1. Composition:

Cast Iron:
Cast iron is an alloy primarily composed of iron, carbon, and silicon. It may also contain small amounts of other elements such as manganese, sulfur, and phosphorus. The high carbon content gives cast iron its characteristic hardness and brittleness.

Steel is an alloy made up mostly of iron, with varying amounts of carbon and other elements added during the manufacturing process. Depending on the composition, steel can have different characteristics like strength, ductility, and corrosion resistance.

2. Manufacturing Process:

Cast Iron:
To produce cast iron, molten iron is poured into molds, allowing it to solidify and take the desired shape. This process is known as casting or foundry work. Cast iron has excellent castability due to its low melting point, enabling intricate designs and complex shapes to be easily achieved.

The production of steel involves heating iron ore along with other additives in a furnace. This results in the formation of molten pig iron that undergoes further refinement processes to remove impurities. Once refined, the molten metal is cast into semi-finished products, which can then be subjected to CNC machining processes.

3. Mechanical Properties:

Cast Iron:
Due to its high carbon content, cast iron exhibits exceptional hardness and superior wear resistance. It has a relatively low tensile strength compared to steel but compensates with its compressive strength. Moreover, cast iron retains heat effectively, making it suitable for applications requiring thermal stability.

Steel possesses excellent mechanical properties, including high tensile strength, toughness, and ductility. Its ability to be stretched without fracturing makes steel ideal for precision CNC machining processes that require intricate designs or thin-walled components. Additionally, steel can withstand heavy loads and impacts while maintaining its structural integrity.

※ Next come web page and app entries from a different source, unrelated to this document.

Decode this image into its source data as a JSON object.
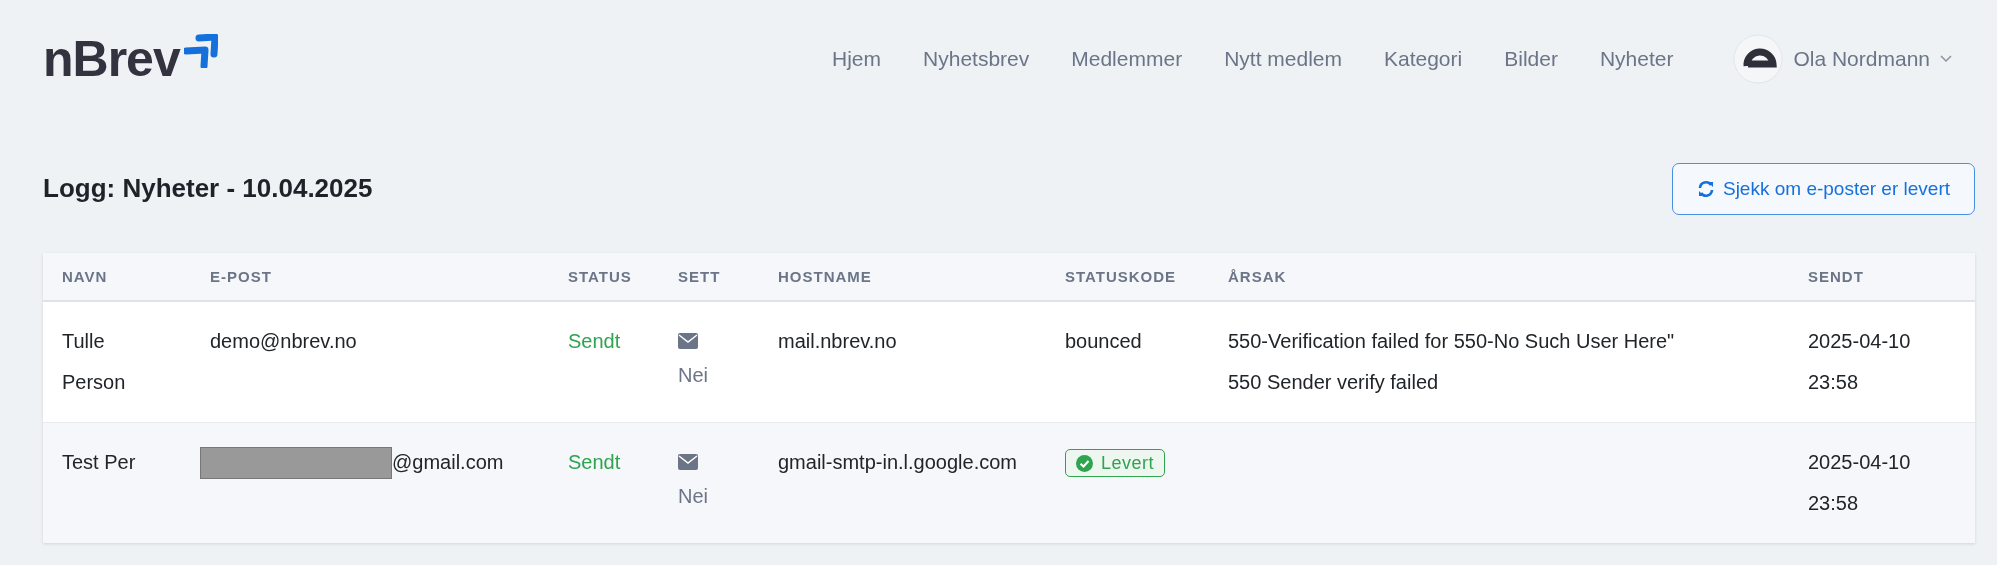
{
  "brand": {
    "name": "nBrev"
  },
  "nav": [
    {
      "label": "Hjem"
    },
    {
      "label": "Nyhetsbrev"
    },
    {
      "label": "Medlemmer"
    },
    {
      "label": "Nytt medlem"
    },
    {
      "label": "Kategori"
    },
    {
      "label": "Bilder"
    },
    {
      "label": "Nyheter"
    }
  ],
  "user": {
    "name": "Ola Nordmann"
  },
  "page": {
    "title": "Logg: Nyheter - 10.04.2025",
    "action_button": "Sjekk om e-poster er levert"
  },
  "table": {
    "columns": [
      "NAVN",
      "E-POST",
      "STATUS",
      "SETT",
      "HOSTNAME",
      "STATUSKODE",
      "ÅRSAK",
      "SENDT"
    ],
    "rows": [
      {
        "name": "Tulle Person",
        "email": "demo@nbrev.no",
        "email_redacted": false,
        "status": "Sendt",
        "seen": "Nei",
        "hostname": "mail.nbrev.no",
        "status_code": {
          "kind": "text",
          "label": "bounced"
        },
        "reason": "550-Verification failed for 550-No Such User Here\" 550 Sender verify failed",
        "sent": "2025-04-10 23:58"
      },
      {
        "name": "Test Per",
        "email": "@gmail.com",
        "email_redacted": true,
        "status": "Sendt",
        "seen": "Nei",
        "hostname": "gmail-smtp-in.l.google.com",
        "status_code": {
          "kind": "badge",
          "label": "Levert"
        },
        "sent": "2025-04-10 23:58"
      }
    ]
  }
}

4. Applications:

Cast Iron:
The unique properties of cast iron make it a preferred choice for applications where high wear resistance is required, such as engine blocks, machinery parts, and pipe fittings. Cast iron is also commonly used in architectural structures due to its aesthetic appeal and corrosion resistance.

Steel's versatility allows it to be used in various industries and applications. From automotive components to aerospace engineering, steel offers superior mechanical performance, durability, and reliability. It is widely employed in the production of gears, shafts, bearings, tools, and structural components.


In summary, while both cast iron and steel are valuable materials in CNC machining, they have distinct characteristics that suit different applications. Cast iron excels in wear resistance and thermal stability, making it suitable for challenging environments. On the other hand, steel offers exceptional strength, ductility, and machinability, making it well-suited for a wide range of precision machining tasks. Understanding the differences between these materials assists manufacturers in selecting the right material for their specific needs, ensuring high-quality end products. CNC Milling